Azure Web App hosting within the Azure App service is an amazingly flexible product. As with any product, with great flexibility comes a plethora of configuration settings that could expose your application to more risk. In this post, I'll investigate settings and configurations that you should validate in your own applications to ensure you are as secure as possible.
Azure App Service hosting can be used for .NET, .NET Core, Java, PHP, and other technologies. As such, there are a plethora of configuration options, including multiple methods to publish your application out to the App Service. This makes onboarding easy, but often leaves configuration elements that are skipped by administrators. Some of these settings could easily expose your application to a security risk.
Therefore, in this post I am going to review settings in a manner that should be helpful regardless of the technology used in your application. Is is designed to be an overview of the features as they exist today, August 5th, 2018, this information may be out of date in the future as Azure services change on a regular basis.
The first area to review is the Application Settings. These are accessed from your Web App in the Azure Portal and then select "Application Settings" from the blade menu.

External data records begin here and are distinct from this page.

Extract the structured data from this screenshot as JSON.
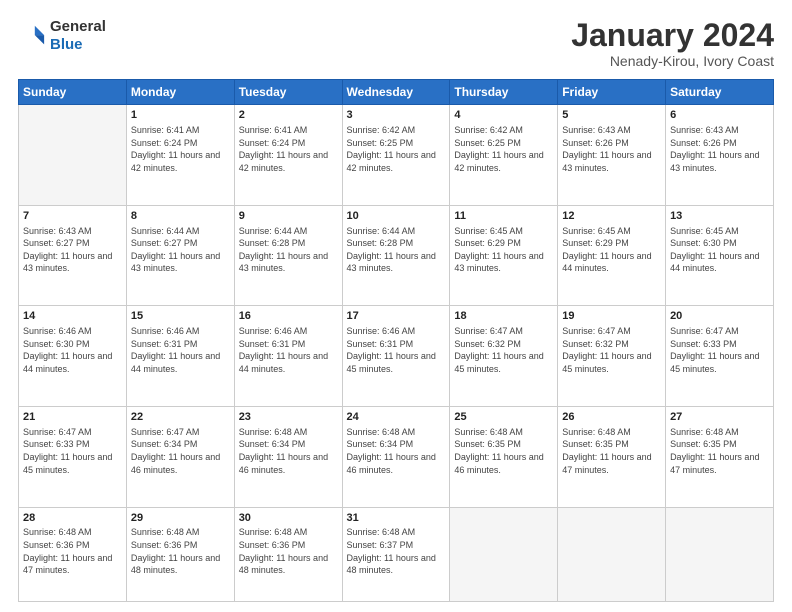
{
  "logo": {
    "line1": "General",
    "line2": "Blue"
  },
  "title": "January 2024",
  "subtitle": "Nenady-Kirou, Ivory Coast",
  "days_of_week": [
    "Sunday",
    "Monday",
    "Tuesday",
    "Wednesday",
    "Thursday",
    "Friday",
    "Saturday"
  ],
  "weeks": [
    [
      {
        "num": "",
        "empty": true
      },
      {
        "num": "1",
        "sunrise": "6:41 AM",
        "sunset": "6:24 PM",
        "daylight": "11 hours and 42 minutes."
      },
      {
        "num": "2",
        "sunrise": "6:41 AM",
        "sunset": "6:24 PM",
        "daylight": "11 hours and 42 minutes."
      },
      {
        "num": "3",
        "sunrise": "6:42 AM",
        "sunset": "6:25 PM",
        "daylight": "11 hours and 42 minutes."
      },
      {
        "num": "4",
        "sunrise": "6:42 AM",
        "sunset": "6:25 PM",
        "daylight": "11 hours and 42 minutes."
      },
      {
        "num": "5",
        "sunrise": "6:43 AM",
        "sunset": "6:26 PM",
        "daylight": "11 hours and 43 minutes."
      },
      {
        "num": "6",
        "sunrise": "6:43 AM",
        "sunset": "6:26 PM",
        "daylight": "11 hours and 43 minutes."
      }
    ],
    [
      {
        "num": "7",
        "sunrise": "6:43 AM",
        "sunset": "6:27 PM",
        "daylight": "11 hours and 43 minutes."
      },
      {
        "num": "8",
        "sunrise": "6:44 AM",
        "sunset": "6:27 PM",
        "daylight": "11 hours and 43 minutes."
      },
      {
        "num": "9",
        "sunrise": "6:44 AM",
        "sunset": "6:28 PM",
        "daylight": "11 hours and 43 minutes."
      },
      {
        "num": "10",
        "sunrise": "6:44 AM",
        "sunset": "6:28 PM",
        "daylight": "11 hours and 43 minutes."
      },
      {
        "num": "11",
        "sunrise": "6:45 AM",
        "sunset": "6:29 PM",
        "daylight": "11 hours and 43 minutes."
      },
      {
        "num": "12",
        "sunrise": "6:45 AM",
        "sunset": "6:29 PM",
        "daylight": "11 hours and 44 minutes."
      },
      {
        "num": "13",
        "sunrise": "6:45 AM",
        "sunset": "6:30 PM",
        "daylight": "11 hours and 44 minutes."
      }
    ],
    [
      {
        "num": "14",
        "sunrise": "6:46 AM",
        "sunset": "6:30 PM",
        "daylight": "11 hours and 44 minutes."
      },
      {
        "num": "15",
        "sunrise": "6:46 AM",
        "sunset": "6:31 PM",
        "daylight": "11 hours and 44 minutes."
      },
      {
        "num": "16",
        "sunrise": "6:46 AM",
        "sunset": "6:31 PM",
        "daylight": "11 hours and 44 minutes."
      },
      {
        "num": "17",
        "sunrise": "6:46 AM",
        "sunset": "6:31 PM",
        "daylight": "11 hours and 45 minutes."
      },
      {
        "num": "18",
        "sunrise": "6:47 AM",
        "sunset": "6:32 PM",
        "daylight": "11 hours and 45 minutes."
      },
      {
        "num": "19",
        "sunrise": "6:47 AM",
        "sunset": "6:32 PM",
        "daylight": "11 hours and 45 minutes."
      },
      {
        "num": "20",
        "sunrise": "6:47 AM",
        "sunset": "6:33 PM",
        "daylight": "11 hours and 45 minutes."
      }
    ],
    [
      {
        "num": "21",
        "sunrise": "6:47 AM",
        "sunset": "6:33 PM",
        "daylight": "11 hours and 45 minutes."
      },
      {
        "num": "22",
        "sunrise": "6:47 AM",
        "sunset": "6:34 PM",
        "daylight": "11 hours and 46 minutes."
      },
      {
        "num": "23",
        "sunrise": "6:48 AM",
        "sunset": "6:34 PM",
        "daylight": "11 hours and 46 minutes."
      },
      {
        "num": "24",
        "sunrise": "6:48 AM",
        "sunset": "6:34 PM",
        "daylight": "11 hours and 46 minutes."
      },
      {
        "num": "25",
        "sunrise": "6:48 AM",
        "sunset": "6:35 PM",
        "daylight": "11 hours and 46 minutes."
      },
      {
        "num": "26",
        "sunrise": "6:48 AM",
        "sunset": "6:35 PM",
        "daylight": "11 hours and 47 minutes."
      },
      {
        "num": "27",
        "sunrise": "6:48 AM",
        "sunset": "6:35 PM",
        "daylight": "11 hours and 47 minutes."
      }
    ],
    [
      {
        "num": "28",
        "sunrise": "6:48 AM",
        "sunset": "6:36 PM",
        "daylight": "11 hours and 47 minutes."
      },
      {
        "num": "29",
        "sunrise": "6:48 AM",
        "sunset": "6:36 PM",
        "daylight": "11 hours and 48 minutes."
      },
      {
        "num": "30",
        "sunrise": "6:48 AM",
        "sunset": "6:36 PM",
        "daylight": "11 hours and 48 minutes."
      },
      {
        "num": "31",
        "sunrise": "6:48 AM",
        "sunset": "6:37 PM",
        "daylight": "11 hours and 48 minutes."
      },
      {
        "num": "",
        "empty": true
      },
      {
        "num": "",
        "empty": true
      },
      {
        "num": "",
        "empty": true
      }
    ]
  ]
}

Under the general settings section we have the ability to enable/disable features, by default a number of features are enabled but might not be needed for your application. The table below shows key elements that we often find misconfigured in application.
|.NET Framework Version
||This should be set to the highest version possible.
||Should be "Off" if not using PHP, otherwise highest supported version
||Should be "Off" if not using Python, otherwise highest supported version
||Should be "Off" if not using Java, otherwise, highest supported version
The table above covers the general settings that are overlooked. The key consideration being the need to disable the functionality that you are not using. This protects your application in the case that a malicious file or other exploit be exercised should it leverage a different technology.
The last setting in the general section is worth noting. By default Web App's are configured to allow FTP & FTPS. At a minimum, it would be recommended to change this to require FTPS to secure the communications. However, it is my preference for sites that are not updated regularly to disable FTP entirely. This will ensure that your application is not accessible via FTP further protecting from unauthorized usage.
The default list of documents contains support for various technologies, including basic HTML content. I recommend removing all entries here except for those necessary for your technology of choice. For example I leave default.aspx as the only entry for a default .NET Application. If you leave other files defined, and they are earlier in the list, simply dropping a file with that name in the root can overtake your homepage.
Although not directly a security configuration, proper backups are a critical component to ensure that you have a valid Disaster Recovery (DR) plan in place. Azure App Service provides a nice built-in feature that can take regular backups for you, the configuration is a breeze from the "backups" configuration setting on your Web App. We recommend for consistency always having this configured with a minimum of 1 week of rolling backups.
After initial application creation many people focus on just getting the configuration needed to deploy their application and don't explore the rest of the settings available. The monitoring section of configuration is an area often overlooked and one that contains a plethora of options that will allow you to manage/review activity to your application. Let's look at some of these settings.
This section is where you can enable various types of logging. The most critical option here is the "Web Server Logging." This feature, disabled by default, allows you to collect logging in the IIS format to track activity to your application. I strongly recommend that everyone enable this, either storing to the file system, or blob storage for a minimum of 30 days. With this information, if you do suffer an exploit, you can at least retrace the steps that the malicious user might have taken through your application.
The additional options in this section are more primarily focused on application development diagnostics and are often left "off,"
App Service hosting is great, but the true "turn-key" settings might leave you slightly exposed, I hope these quick tips were helpful.